As you would have expected 10% pullbacks occur with greater frequency than 20% pullbacks and since the GFC there has not been a 20% pullback. But what is once again evident is that markets wing up and then fall out the window for a period of time as seen when we go back in time.
The other point I want to touch on is the recent gibbering regarding volatility as I heard a commentator at the weekend refer to unheralded levels of volatility. Once again it is best to look at the context of the current price action to see whether this is true or simply breathless hyperbole (also known as speaking out your arse). In the chart below I have plotted the 15 week historical volatility for the S&P500 – the blue line which sits at 38.8% is the long term average volatility. As you can see volatility is above average but it is not in the stratospheric regions that many imply.
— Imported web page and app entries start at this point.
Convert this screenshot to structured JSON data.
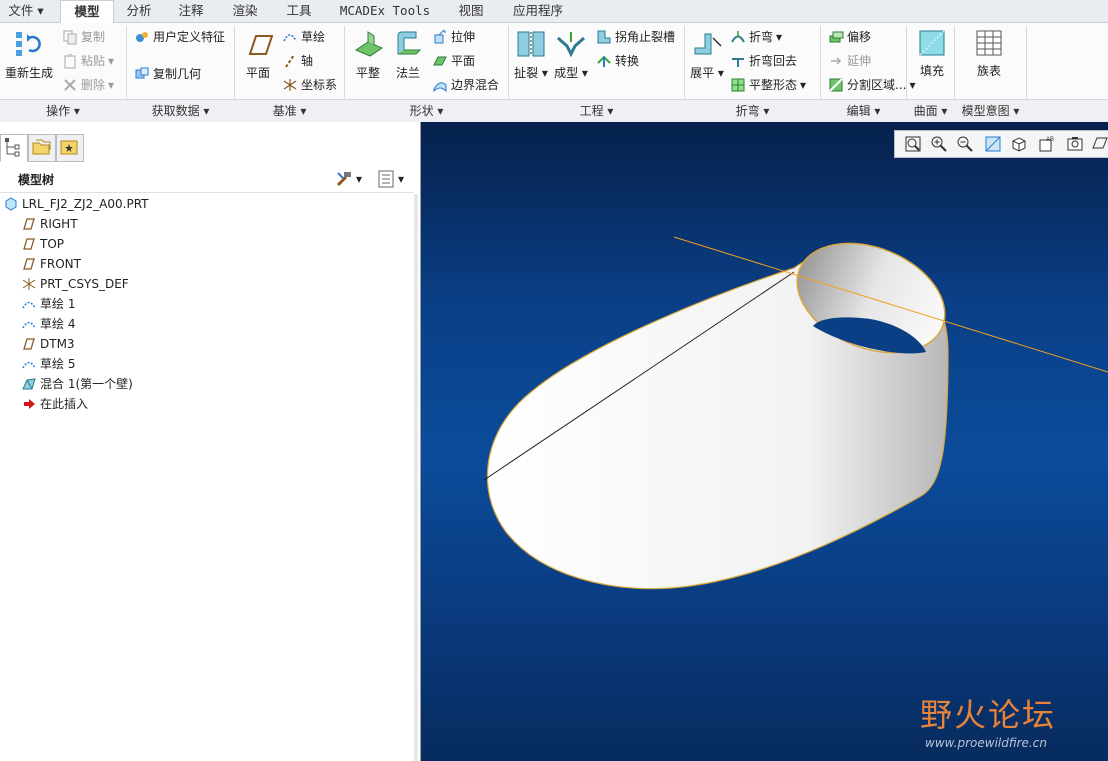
{
  "menu": {
    "file": "文件",
    "tabs": [
      "模型",
      "分析",
      "注释",
      "渲染",
      "工具",
      "MCADEx Tools",
      "视图",
      "应用程序"
    ]
  },
  "ribbon": {
    "regen": "重新生成",
    "copy": "复制",
    "paste": "粘贴",
    "delete": "删除",
    "udf": "用户定义特征",
    "copy_geom": "复制几何",
    "plane": "平面",
    "sketch": "草绘",
    "axis": "轴",
    "csys": "坐标系",
    "flat": "平整",
    "flange": "法兰",
    "extrude": "拉伸",
    "plane2": "平面",
    "boundary_blend": "边界混合",
    "rip": "扯裂",
    "form": "成型",
    "corner_relief": "拐角止裂槽",
    "convert": "转换",
    "unbend": "展平",
    "bend": "折弯",
    "bend_back": "折弯回去",
    "flat_pattern": "平整形态",
    "offset": "偏移",
    "extend": "延伸",
    "split_area": "分割区域...",
    "fill": "填充",
    "family_table": "族表"
  },
  "groups": {
    "operations": "操作",
    "get_data": "获取数据",
    "datum": "基准",
    "shapes": "形状",
    "engineering": "工程",
    "bends": "折弯",
    "editing": "编辑",
    "surfaces": "曲面",
    "model_intent": "模型意图"
  },
  "tree": {
    "title": "模型树",
    "items": [
      {
        "label": "LRL_FJ2_ZJ2_A00.PRT",
        "icon": "part-icon"
      },
      {
        "label": "RIGHT",
        "icon": "datum-plane-icon"
      },
      {
        "label": "TOP",
        "icon": "datum-plane-icon"
      },
      {
        "label": "FRONT",
        "icon": "datum-plane-icon"
      },
      {
        "label": "PRT_CSYS_DEF",
        "icon": "csys-icon"
      },
      {
        "label": "草绘 1",
        "icon": "sketch-icon"
      },
      {
        "label": "草绘 4",
        "icon": "sketch-icon"
      },
      {
        "label": "DTM3",
        "icon": "datum-plane-icon"
      },
      {
        "label": "草绘 5",
        "icon": "sketch-icon"
      },
      {
        "label": "混合 1(第一个壁)",
        "icon": "blend-wall-icon"
      },
      {
        "label": "在此插入",
        "icon": "insert-arrow-icon"
      }
    ]
  },
  "watermark": {
    "cn": "野火论坛",
    "url": "www.proewildfire.cn"
  },
  "colors": {
    "accent": "#2b7fd6",
    "viewport_top": "#06204b",
    "viewport_mid": "#0b4c9b",
    "datum_axis": "#f0a020",
    "watermark": "#e8833a"
  }
}
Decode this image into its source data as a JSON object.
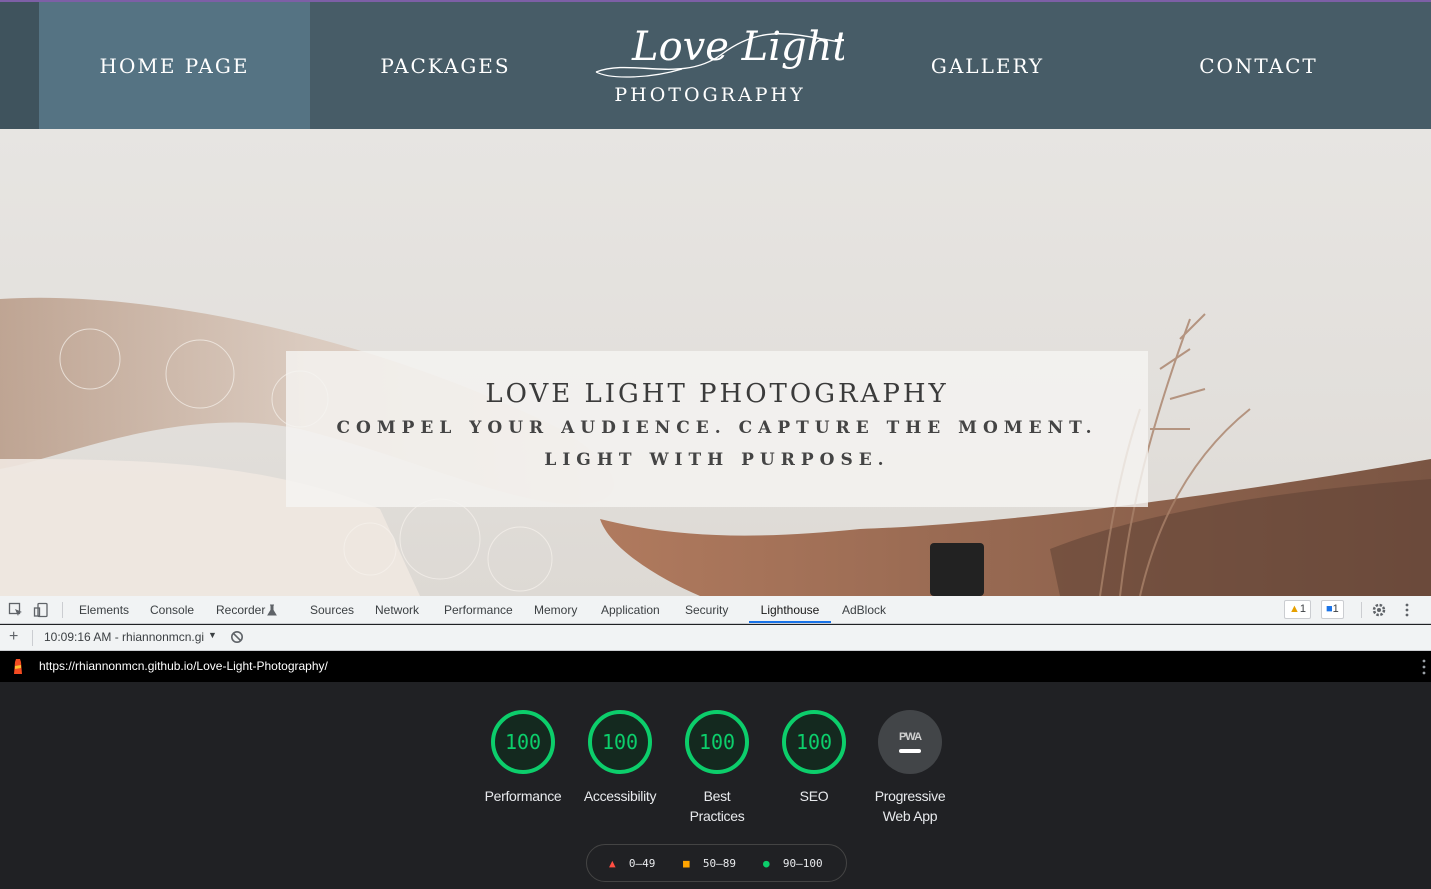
{
  "nav": {
    "items": [
      {
        "label": "HOME PAGE",
        "active": true
      },
      {
        "label": "PACKAGES",
        "active": false
      },
      {
        "label": "GALLERY",
        "active": false
      },
      {
        "label": "CONTACT",
        "active": false
      }
    ],
    "logo": {
      "script": "Love Light",
      "sub": "PHOTOGRAPHY"
    }
  },
  "hero": {
    "title": "LOVE LIGHT PHOTOGRAPHY",
    "tagline": "COMPEL YOUR AUDIENCE. CAPTURE THE MOMENT.",
    "tagline2": "LIGHT WITH PURPOSE."
  },
  "devtools": {
    "tabs": [
      "Elements",
      "Console",
      "Recorder",
      "Sources",
      "Network",
      "Performance",
      "Memory",
      "Application",
      "Security",
      "Lighthouse",
      "AdBlock"
    ],
    "selected_tab": "Lighthouse",
    "warnings_count": "1",
    "messages_count": "1",
    "report_label": "10:09:16 AM - rhiannonmcn.gi",
    "url": "https://rhiannonmcn.github.io/Love-Light-Photography/"
  },
  "lighthouse": {
    "scores": [
      {
        "label": "Performance",
        "value": "100"
      },
      {
        "label": "Accessibility",
        "value": "100"
      },
      {
        "label": "Best Practices",
        "value": "100"
      },
      {
        "label": "SEO",
        "value": "100"
      }
    ],
    "pwa": {
      "label": "Progressive Web App",
      "badge": "PWA"
    },
    "legend": [
      {
        "range": "0–49",
        "color": "#ff4e42",
        "shape": "triangle"
      },
      {
        "range": "50–89",
        "color": "#ffa400",
        "shape": "square"
      },
      {
        "range": "90–100",
        "color": "#0cce6b",
        "shape": "circle"
      }
    ]
  },
  "colors": {
    "nav_bg": "#475c67",
    "nav_active": "#557383",
    "score_good": "#0cce6b",
    "panel_bg": "#202124",
    "tab_accent": "#1a73e8"
  }
}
In part I think that much of the misunderstanding with regard to volatility comes from an over reliance upon the VIX or so called Fear Gauge. The VIX has unfortunately been come to viewed over recent years a some sort of Holy Grail without understanding that at its base it merely represents perceptions and as we have seen with the destruction of several VIX based ETF’s in recent moves perceptions are not reality and they can change very quickly. This brings me to my final point discussions of both the market and volatility suffer from recency bias. Stated simply this just means that people presume that because ti was like this yesterday it will be like this tomorrow – they fail to understand history. Granted traders generally have very short attention spans but that does not in any way preclude you from taking a step back and looking at the bigger picture.